Person of interest in Clifton Walker murder dies 58 years later
58 years ago today, on February 28, 1964, a white mob ambushed and murdered Clifton Earl Walker, Sr. on Poor House Road, outside Woodville, Miss.
The murder is thought to be the first organized shooting of an African American by members of the then newly formed Mississippi White Knights of the Ku Klux Klan. Walker was 37 years old. He and his wife, Ruby Phipps Walker, had five children: Rubystein, Catherine, Shirley, Clifton Jr. and Brenda. The Justice Department re-opened the case in 2009 and closed the case again in October of 2013, though the FBI left many leads unexplored.
In 2016, I published information about two living persons of interest who could be suspects in the murder or have close knowledge of it. According to public records, one of the two men, a white co-worker of Walker’s at the International Paper Plant in Natchez, died last month, on January 31, at 82, in Hattiesburg, Miss. The other man is still living at 88 years old in eastern Louisiana, according to public records. Both men escaped punishment for their alleged participation in the attempted murder of another Black man, named Richard Joe Butler, near Natchez, Miss., 6 weeks after Walker was murdered. Neither of the two men was interviewed by the FBI before the Justice Department closed the case in 2013.
Born in 1927 in Woodville, Miss., Clifton Walker was the last of nine children. Despite being the youngest, his siblings respected him. When he saw them arguing with their wives, he would “pull his brothers on the side and tell them you don’t talk to your wife that way,” Catherine once told me. “He was such a gentleman.” His family called him “Man,” and the nickname stuck.
One Sunday in 1943, walking home from Sunday school, he met Ruby C. Phipps. Two years later, they married, and “the young couple made a beautiful set,” she later wrote.

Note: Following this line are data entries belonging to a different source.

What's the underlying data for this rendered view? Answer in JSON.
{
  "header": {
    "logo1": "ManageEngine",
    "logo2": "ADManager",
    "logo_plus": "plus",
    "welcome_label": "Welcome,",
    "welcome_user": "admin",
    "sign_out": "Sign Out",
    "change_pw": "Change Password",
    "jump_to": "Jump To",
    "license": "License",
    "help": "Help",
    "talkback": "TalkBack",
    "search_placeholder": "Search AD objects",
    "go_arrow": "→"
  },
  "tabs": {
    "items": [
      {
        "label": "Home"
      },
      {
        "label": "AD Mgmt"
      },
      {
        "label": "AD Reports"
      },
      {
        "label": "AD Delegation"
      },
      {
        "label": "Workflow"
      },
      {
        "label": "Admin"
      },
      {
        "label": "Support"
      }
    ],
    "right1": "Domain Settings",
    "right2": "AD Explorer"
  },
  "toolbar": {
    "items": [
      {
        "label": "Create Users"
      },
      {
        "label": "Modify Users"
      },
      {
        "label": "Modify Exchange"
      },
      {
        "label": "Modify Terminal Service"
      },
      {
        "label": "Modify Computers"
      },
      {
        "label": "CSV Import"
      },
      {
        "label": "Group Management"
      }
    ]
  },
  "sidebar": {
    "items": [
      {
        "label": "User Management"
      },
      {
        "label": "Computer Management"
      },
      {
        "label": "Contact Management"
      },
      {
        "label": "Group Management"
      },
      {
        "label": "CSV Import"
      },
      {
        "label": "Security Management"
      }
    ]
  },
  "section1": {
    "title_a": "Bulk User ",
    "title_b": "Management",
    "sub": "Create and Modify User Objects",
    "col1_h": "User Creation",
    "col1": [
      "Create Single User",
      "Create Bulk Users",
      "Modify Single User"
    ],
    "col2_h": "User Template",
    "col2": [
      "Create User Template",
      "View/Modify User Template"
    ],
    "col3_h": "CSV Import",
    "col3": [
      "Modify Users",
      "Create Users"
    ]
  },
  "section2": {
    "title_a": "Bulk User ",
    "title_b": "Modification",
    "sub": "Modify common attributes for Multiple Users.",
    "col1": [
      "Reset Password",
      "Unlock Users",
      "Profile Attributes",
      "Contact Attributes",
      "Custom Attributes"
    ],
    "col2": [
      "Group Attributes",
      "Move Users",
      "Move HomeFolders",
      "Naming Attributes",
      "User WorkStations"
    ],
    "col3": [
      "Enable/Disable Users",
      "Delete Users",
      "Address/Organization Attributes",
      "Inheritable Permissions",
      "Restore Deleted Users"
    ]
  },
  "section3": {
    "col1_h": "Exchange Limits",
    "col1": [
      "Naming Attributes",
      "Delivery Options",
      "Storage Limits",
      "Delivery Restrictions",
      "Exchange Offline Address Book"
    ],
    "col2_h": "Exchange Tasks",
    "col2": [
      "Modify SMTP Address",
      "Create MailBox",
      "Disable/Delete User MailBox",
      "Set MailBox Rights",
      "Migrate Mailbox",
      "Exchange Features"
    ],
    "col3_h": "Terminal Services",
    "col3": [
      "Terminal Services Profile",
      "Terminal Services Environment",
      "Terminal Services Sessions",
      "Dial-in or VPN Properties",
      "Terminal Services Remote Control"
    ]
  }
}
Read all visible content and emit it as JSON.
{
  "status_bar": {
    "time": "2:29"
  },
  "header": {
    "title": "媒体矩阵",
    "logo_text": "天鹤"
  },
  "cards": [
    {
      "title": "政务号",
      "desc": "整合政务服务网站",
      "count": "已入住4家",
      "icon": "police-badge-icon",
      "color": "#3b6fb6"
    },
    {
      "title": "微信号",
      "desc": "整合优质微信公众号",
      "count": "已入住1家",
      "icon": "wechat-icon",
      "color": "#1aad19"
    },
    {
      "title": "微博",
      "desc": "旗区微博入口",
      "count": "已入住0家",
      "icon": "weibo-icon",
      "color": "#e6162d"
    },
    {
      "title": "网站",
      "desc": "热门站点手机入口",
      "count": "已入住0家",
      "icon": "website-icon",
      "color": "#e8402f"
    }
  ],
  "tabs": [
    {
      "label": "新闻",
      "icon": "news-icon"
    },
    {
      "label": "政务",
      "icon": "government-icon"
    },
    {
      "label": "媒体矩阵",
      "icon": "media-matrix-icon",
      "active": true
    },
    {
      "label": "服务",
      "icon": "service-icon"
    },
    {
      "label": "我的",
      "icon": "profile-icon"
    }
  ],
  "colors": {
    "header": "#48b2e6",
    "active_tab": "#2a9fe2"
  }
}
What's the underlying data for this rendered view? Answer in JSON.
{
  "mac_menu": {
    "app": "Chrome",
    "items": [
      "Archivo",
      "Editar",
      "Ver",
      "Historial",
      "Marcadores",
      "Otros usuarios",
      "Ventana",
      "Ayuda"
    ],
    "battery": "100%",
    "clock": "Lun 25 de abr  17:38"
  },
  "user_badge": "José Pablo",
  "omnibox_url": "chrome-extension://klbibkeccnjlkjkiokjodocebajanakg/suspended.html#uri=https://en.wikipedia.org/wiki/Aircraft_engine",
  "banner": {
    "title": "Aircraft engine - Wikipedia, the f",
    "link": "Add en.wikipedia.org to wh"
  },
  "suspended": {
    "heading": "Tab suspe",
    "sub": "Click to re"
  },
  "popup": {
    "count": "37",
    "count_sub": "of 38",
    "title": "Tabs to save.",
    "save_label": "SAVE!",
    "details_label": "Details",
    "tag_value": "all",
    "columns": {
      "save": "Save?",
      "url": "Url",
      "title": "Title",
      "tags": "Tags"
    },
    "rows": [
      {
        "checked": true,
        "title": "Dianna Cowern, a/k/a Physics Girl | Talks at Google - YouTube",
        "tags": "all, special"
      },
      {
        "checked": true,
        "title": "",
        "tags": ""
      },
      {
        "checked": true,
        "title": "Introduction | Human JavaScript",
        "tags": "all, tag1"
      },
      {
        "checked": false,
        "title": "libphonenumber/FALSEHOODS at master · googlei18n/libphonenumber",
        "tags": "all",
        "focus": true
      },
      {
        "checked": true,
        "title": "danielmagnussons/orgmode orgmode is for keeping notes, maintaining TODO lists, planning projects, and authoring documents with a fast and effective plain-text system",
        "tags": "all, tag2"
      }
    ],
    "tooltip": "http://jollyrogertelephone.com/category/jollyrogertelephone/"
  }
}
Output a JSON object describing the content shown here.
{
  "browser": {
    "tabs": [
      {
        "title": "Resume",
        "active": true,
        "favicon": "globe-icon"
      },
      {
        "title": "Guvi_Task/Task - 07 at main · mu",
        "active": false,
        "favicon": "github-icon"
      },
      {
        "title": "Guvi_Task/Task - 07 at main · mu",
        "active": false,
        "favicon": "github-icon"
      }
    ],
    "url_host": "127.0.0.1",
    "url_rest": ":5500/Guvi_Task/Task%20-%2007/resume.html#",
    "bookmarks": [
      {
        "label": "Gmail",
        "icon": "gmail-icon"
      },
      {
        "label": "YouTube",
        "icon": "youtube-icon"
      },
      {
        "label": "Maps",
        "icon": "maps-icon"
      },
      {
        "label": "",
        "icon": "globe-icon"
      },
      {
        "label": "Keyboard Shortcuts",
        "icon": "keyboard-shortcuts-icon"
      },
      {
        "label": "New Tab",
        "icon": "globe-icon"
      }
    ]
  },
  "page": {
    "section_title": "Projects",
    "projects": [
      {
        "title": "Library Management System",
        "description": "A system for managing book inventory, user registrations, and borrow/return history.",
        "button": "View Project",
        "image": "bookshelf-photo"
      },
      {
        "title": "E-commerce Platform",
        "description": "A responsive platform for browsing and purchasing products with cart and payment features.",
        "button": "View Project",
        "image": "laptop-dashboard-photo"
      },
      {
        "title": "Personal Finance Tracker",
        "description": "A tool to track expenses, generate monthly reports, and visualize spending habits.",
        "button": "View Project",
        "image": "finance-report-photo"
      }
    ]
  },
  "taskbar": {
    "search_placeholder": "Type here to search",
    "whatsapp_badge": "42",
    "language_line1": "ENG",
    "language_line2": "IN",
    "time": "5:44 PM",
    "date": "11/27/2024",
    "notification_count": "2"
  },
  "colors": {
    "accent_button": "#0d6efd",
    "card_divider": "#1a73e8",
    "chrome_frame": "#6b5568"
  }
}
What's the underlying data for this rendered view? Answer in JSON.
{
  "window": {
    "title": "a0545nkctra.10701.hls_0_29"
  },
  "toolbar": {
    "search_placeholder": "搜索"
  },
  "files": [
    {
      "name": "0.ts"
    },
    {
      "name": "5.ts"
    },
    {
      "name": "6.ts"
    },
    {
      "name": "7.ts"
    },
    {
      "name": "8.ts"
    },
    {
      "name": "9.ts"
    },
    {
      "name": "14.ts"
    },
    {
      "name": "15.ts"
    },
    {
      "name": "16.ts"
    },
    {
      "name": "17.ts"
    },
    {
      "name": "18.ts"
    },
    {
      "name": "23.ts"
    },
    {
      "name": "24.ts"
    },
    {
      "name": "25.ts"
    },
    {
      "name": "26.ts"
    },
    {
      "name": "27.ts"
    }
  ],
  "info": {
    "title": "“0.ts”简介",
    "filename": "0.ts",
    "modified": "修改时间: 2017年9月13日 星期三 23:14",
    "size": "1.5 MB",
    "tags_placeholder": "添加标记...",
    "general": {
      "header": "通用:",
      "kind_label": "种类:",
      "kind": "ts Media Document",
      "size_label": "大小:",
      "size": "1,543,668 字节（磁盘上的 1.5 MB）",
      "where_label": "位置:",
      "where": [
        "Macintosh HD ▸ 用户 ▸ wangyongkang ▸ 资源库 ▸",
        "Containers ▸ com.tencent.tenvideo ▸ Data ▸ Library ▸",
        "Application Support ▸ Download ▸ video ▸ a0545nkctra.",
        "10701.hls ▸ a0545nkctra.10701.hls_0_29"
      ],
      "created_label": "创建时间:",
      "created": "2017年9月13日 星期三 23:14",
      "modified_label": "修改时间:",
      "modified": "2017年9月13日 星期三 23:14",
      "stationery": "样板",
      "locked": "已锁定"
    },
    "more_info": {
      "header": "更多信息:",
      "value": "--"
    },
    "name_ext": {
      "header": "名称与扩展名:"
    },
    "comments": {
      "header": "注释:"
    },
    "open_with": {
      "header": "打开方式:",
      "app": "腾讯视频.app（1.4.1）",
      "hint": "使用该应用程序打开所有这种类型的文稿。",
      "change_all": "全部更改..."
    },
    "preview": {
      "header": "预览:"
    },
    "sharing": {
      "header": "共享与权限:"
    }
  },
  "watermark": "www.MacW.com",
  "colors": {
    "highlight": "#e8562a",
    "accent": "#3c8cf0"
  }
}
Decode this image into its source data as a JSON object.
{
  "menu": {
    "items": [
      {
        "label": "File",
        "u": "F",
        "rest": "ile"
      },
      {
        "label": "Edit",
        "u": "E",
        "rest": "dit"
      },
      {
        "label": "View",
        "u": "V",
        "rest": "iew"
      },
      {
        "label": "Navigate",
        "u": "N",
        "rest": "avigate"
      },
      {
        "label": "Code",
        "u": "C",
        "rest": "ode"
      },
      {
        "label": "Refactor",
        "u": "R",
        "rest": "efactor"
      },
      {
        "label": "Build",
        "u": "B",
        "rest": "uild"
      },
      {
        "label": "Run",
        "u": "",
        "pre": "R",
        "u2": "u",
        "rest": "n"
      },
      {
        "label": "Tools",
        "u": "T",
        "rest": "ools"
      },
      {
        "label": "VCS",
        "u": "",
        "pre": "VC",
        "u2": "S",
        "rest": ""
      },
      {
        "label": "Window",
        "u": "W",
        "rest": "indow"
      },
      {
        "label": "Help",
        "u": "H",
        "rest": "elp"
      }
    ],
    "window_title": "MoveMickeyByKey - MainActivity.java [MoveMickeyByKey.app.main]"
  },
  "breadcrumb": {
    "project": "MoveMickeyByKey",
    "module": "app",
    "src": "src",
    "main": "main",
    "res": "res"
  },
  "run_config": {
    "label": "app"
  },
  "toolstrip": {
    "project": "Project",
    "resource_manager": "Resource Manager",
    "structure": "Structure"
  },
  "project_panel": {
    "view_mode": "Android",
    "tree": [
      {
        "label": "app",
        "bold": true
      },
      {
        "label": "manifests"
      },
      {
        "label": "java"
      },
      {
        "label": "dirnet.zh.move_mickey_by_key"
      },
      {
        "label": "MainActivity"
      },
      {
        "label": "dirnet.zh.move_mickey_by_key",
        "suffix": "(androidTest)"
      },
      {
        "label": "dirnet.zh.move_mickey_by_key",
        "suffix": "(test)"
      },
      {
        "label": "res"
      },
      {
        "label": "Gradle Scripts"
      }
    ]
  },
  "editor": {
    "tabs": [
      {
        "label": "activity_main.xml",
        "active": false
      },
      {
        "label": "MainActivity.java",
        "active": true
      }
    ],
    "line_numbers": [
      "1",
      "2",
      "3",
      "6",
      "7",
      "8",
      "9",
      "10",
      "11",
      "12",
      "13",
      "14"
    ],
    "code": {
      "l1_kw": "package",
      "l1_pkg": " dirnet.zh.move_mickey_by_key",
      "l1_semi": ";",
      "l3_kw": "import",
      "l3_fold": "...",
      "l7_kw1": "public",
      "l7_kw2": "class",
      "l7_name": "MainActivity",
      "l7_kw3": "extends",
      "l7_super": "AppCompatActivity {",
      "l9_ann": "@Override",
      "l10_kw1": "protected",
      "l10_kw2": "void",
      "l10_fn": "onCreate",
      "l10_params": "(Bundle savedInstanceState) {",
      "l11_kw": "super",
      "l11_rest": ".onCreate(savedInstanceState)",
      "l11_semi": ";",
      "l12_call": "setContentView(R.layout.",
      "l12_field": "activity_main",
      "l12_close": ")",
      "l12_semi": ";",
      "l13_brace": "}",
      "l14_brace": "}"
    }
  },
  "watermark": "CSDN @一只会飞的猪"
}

Some justice might still be possible for Man Walker. Ruby, died in 1992 and did not live see it. I hope his children still may.